Twenty-twenty has, to say the least, been quite a (miserable) year, characterized by the introduction and propagation of a deadly virus, lockdowns, business closures, eviction moratoriums, protests, etc. As we run out the clock, I thought I would share with you some of my thoughts as a New York City-based attorney/solo practitioner working in the…Read More Year in Review: 2020
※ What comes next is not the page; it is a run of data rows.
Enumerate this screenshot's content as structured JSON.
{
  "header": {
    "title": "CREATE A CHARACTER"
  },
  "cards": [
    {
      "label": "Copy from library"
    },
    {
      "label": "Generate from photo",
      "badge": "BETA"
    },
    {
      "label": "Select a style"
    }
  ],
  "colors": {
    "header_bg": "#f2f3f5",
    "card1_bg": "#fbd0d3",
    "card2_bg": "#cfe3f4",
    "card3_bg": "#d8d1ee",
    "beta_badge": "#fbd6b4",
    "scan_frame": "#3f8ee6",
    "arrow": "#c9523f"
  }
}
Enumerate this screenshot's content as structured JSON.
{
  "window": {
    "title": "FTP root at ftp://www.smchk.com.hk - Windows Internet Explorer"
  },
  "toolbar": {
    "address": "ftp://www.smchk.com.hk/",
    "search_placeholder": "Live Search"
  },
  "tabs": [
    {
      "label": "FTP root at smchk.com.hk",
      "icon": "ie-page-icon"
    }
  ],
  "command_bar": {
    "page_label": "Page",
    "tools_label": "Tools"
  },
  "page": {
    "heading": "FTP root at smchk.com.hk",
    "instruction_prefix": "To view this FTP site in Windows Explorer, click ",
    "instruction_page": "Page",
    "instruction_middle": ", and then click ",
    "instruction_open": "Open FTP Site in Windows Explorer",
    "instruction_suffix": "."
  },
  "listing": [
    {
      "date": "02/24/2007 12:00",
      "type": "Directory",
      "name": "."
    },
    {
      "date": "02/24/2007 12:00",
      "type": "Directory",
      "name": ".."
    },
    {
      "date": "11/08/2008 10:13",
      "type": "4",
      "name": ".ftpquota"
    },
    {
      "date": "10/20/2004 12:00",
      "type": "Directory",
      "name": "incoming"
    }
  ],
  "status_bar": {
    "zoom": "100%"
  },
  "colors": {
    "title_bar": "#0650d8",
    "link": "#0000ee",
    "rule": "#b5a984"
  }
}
In a recent case, Belvin and Mayers v. Electchester Management, LLC, 2020 WL 7262877 (E.D.N.Y. Dec. 10, 2020), the court, inter alia, dismissed one plaintiff’s retaliation claim, finding that they did not establish a prima facie case of retaliation. From the decision: Regarding the first claim, Mr. Mayers has failed to adduce evidence of retaliation…Read More Retaliation Claim Dismissed; Insufficient Help in Putting Up Christmas Decorations Was Not An “Adverse Employment Action”
Today, November 3, 2020, is (among other things) “National Sandwich Day.” Popularized in 18th century England by the 4th Earl of Sandwich, the sandwich has become a staple of the American lunch and an integral part of American pop culture. You may be wondering why I put the word “sandwich” in quotation marks in the…Read More Happy National “Sandwich” Day!
Just a friendly reminder that, under New York law, A person is guilty of grand larceny in the second degree [a class C felony] when he steals property and when: 1. The value of the property exceeds fifty thousand dollars; or 2. The property, regardless of its nature and value, is obtained by extortion committed…Read More Trick or Treat, a/k/a Extortion?
“We hold these truths to be self-evident, that all men are created equal, that they are endowed by their Creator with certain unalienable Rights, that among these are Life, Liberty and the pursuit of Happiness.” These words comprise the Preamble to the U.S. Declaration of Independence, which (as articulated by the National Archives) “states the…Read More July 4th, 2020: Happy 244th Birthday, America
Today is Juneteenth, which celebrates the ending of slavery in the United States. On this day in 1865, Union soldiers landed at Galveston, Texas with news that the Civil War had ended that enslaved persons were now free. This was, notably, two years after the Emancipation Proclamation (which became official on January 1, 1863). Juneteenth…Read More Juneteenth: 2020
Today we celebrate the legacy of Martin Luther King, Jr., who was assassinated in 1968. It is impossible to capture here the breadth and power of Dr. King’s words, actions, and life. His 1963 Letter From a Birmingham Jail (see also here) remains one of the most important documents in U.S. history. Its words –…Read More Happy Martin Luther King, Jr. Day 2020
It’s New Year’s Eve – a time for reflection, and, of course, revelry. New Year’s Eve parties are a great opportunity to connect with friends, and to bring in the new year with a bang. Sometimes they’re completely enjoyable – and sometimes a shelf collapses on your head. In C.I.R. v. Mangaroni, LLC, No. 156031/2015,…Read More Plaintiff Denied Summary Judgment in New Year’s Eve Party Accident
Happy holidays to all! One of my favorite Christmas/seasonal movies is National Lampoon’s Christmas Vacation. In my view it’s full of memorable moments and quotable lines. See, e.g., “our motor home’s septic tank is at capacity!” As with most movies, there are also a host of legal issues lurking – which, to a law student…Read More Clark Griswold’s Bonus
Sixty-four years ago, on December 1, 1955, a 42-year-old woman named Rosa Parks took a seat on a bus en route home from a department store where she worked as a seamstress. Ms. Parks defied a directive from the bus driver to vacate her seat so that white passengers boarding the bus could sit; her…Read More Rosa Parks’ Legacy